Monday, January 09, 2006
passes along this question:
"Explain to me... how exactly it damages national security to reveal the fact that we spy on people without secret warrants instead of the fact that we spy on people with secret warrants?"
... which got me thinking.
The only way I see national security being hurt by the NYT story on the NSA monitoring programs (along with all the related follow-up printed elsewhere) is if our enemies learned from the stories that their conversations were being monitored, when they previously were under the impression that their conversations were NOT being monitored.
In other words, our enemies had to have learned something from the stories in order for there to be a breach... if they already knew (whether for sure or even only as a really good guess) that their conversations were being monitored and were acting accordingly, then there's been no change to the status quo. And - to me - no change to the status quo, no harm, no foul, no harm to national security.
Now, in order for our enemies to have learned something from the stories, they must have learned (or now suspect) that conversations they thought were NOT being monitored were in fact being monitored.
And, in order for this to be the case, they must (prior to the NYT story) have:
(1) Thought the NSA lacked the technical ability to track their conversations, and learned from the NYT story that the NSA does have the technical ability to do so, or
(2) Figured the NSA had the technical ability to track their conversations, but only in theory, as the NSA wasn't able to identify the right people to target, and they learned from the the NYT story that the NSA did in fact know who to target, or
(3) Figured the NSA had the technical ability to track their conversations and knew who to target, but thought the NSA wasn't doing so because they lacked the legal approval to do so, and learned from the NYT story that, legal or not, the NSA was in fact tracking their conversations.

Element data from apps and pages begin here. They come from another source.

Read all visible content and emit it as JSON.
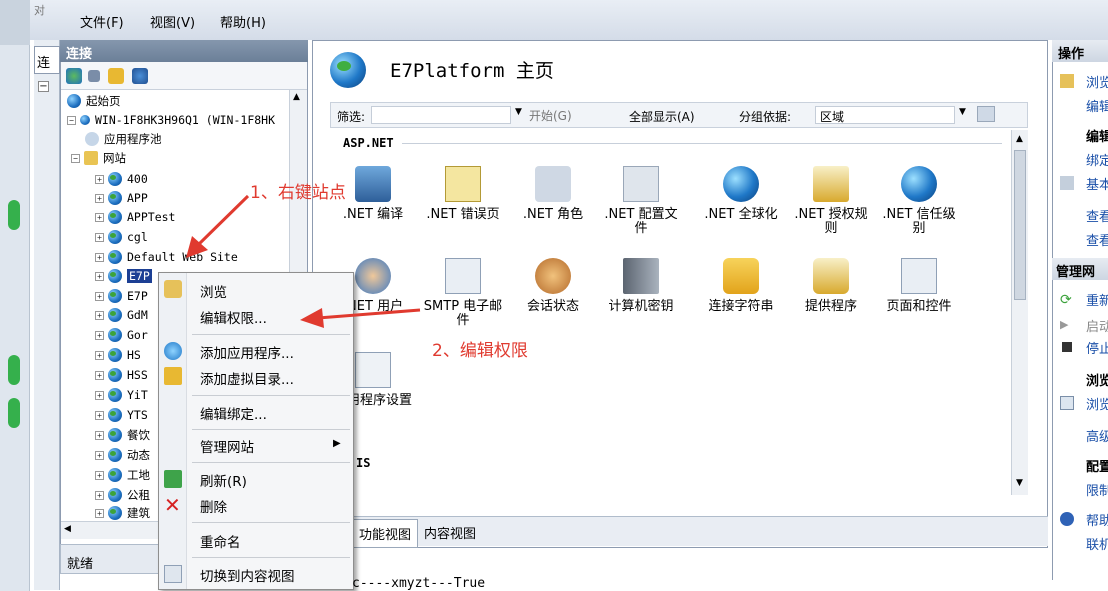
{
  "menu": {
    "file": "文件(F)",
    "view": "视图(V)",
    "help": "帮助(H)"
  },
  "left_strip": {
    "tab_text": "对",
    "conn_tab": "连"
  },
  "connections": {
    "header": "连接",
    "tree": [
      {
        "label": "起始页",
        "indent": 0
      },
      {
        "label": "WIN-1F8HK3H96Q1 (WIN-1F8HK",
        "indent": 0
      },
      {
        "label": "应用程序池",
        "indent": 1
      },
      {
        "label": "网站",
        "indent": 1
      },
      {
        "label": "400",
        "indent": 2
      },
      {
        "label": "APP",
        "indent": 2
      },
      {
        "label": "APPTest",
        "indent": 2
      },
      {
        "label": "cgl",
        "indent": 2
      },
      {
        "label": "Default Web Site",
        "indent": 2
      },
      {
        "label": "E7P",
        "indent": 2
      },
      {
        "label": "E7P",
        "indent": 2
      },
      {
        "label": "GdM",
        "indent": 2
      },
      {
        "label": "Gor",
        "indent": 2
      },
      {
        "label": "HS",
        "indent": 2
      },
      {
        "label": "HSS",
        "indent": 2
      },
      {
        "label": "YiT",
        "indent": 2
      },
      {
        "label": "YTS",
        "indent": 2
      },
      {
        "label": "餐饮",
        "indent": 2
      },
      {
        "label": "动态",
        "indent": 2
      },
      {
        "label": "工地",
        "indent": 2
      },
      {
        "label": "公租",
        "indent": 2
      },
      {
        "label": "建筑",
        "indent": 2
      }
    ],
    "status": "就绪"
  },
  "content": {
    "title": "E7Platform 主页",
    "filter_label": "筛选:",
    "start_label": "开始(G)",
    "show_all": "全部显示(A)",
    "group_by": "分组依据:",
    "group_value": "区域",
    "group_head": "ASP.NET",
    "group_head_2": "IS",
    "features_row1": [
      ".NET 编译",
      ".NET 错误页",
      ".NET 角色",
      ".NET 配置文件",
      ".NET 全球化",
      ".NET 授权规则",
      ".NET 信任级别"
    ],
    "features_row2": [
      ".NET 用户",
      "SMTP 电子邮件",
      "会话状态",
      "计算机密钥",
      "连接字符串",
      "提供程序",
      "页面和控件"
    ],
    "features_row3": [
      "应用程序设置"
    ],
    "bottom_tab_features": "功能视图",
    "bottom_tab_content": "内容视图"
  },
  "actions": {
    "header": "操作",
    "items": [
      "浏览",
      "编辑",
      "编辑",
      "绑定",
      "基本",
      "查看",
      "查看",
      "管理网",
      "重新",
      "启动",
      "停止",
      "浏览",
      "浏览",
      "高级",
      "配置",
      "限制",
      "帮助",
      "联机"
    ]
  },
  "context_menu": {
    "items": [
      "浏览",
      "编辑权限...",
      "添加应用程序...",
      "添加虚拟目录...",
      "编辑绑定...",
      "管理网站",
      "刷新(R)",
      "删除",
      "重命名",
      "切换到内容视图"
    ]
  },
  "annotations": {
    "step1": "1、右键站点",
    "step2": "2、编辑权限"
  },
  "below_text": "c----xmyzt---True",
  "colors": {
    "annotation_red": "#e03a2f",
    "accent_blue": "#1a4fa8"
  }
}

I think the 1st and 2nd can be pretty easily dismissed as possibilities. As far as I have read, there hasn't been much at all on the technical aspects of the monitoring programs and nothing at all that would alert our enemies that the NSA was on to any particular one of them (note: I'm open to being shown where such details were in fact disclosed).
And I think the 3rd scenario is also very unlikely. Assuming our enemies figured the NSA knew how and who to target (a safe assumption for our enemies to make, given how paranoid they are rumored to be), there's no way they would have blabbed away, counting on a supposed lack of legal authority to keep the NSA from listening in. First, I doubt that the terrorists are well versed in the law, certainly not to the point where their legal advisors would have given them the go-ahead to not worry about being monitored.
And even if they were somewhat versed in the relevant law, blabbing away anyway thinking the NSA wouldn't monitor them without a warrant they figured the NSA didn't have would be as silly as a mob boss knowing the FBI was after them, knowing the FBI knew what phones or social club to wiretap, but going ahead and blabbing away anyway, figuring the FBI didn't have or wouldn't be able to get a warrant. It just wouldn't happen. Our enemies may be evil, but they're not stupid.
So... I am left wondering.... where's the harm?
Now, this is not to say that laws weren't broken by those who leaked the story to the NYT... revealing classified materials to those not authorized to receive it is illegal... but illegal doesn't necessarily mean there's been any harm to our national security.
And, to repeat my question from yesterday, if the leak caused damage to our national security, why did the Bush Administration wait a year before starting an investigation into the leak?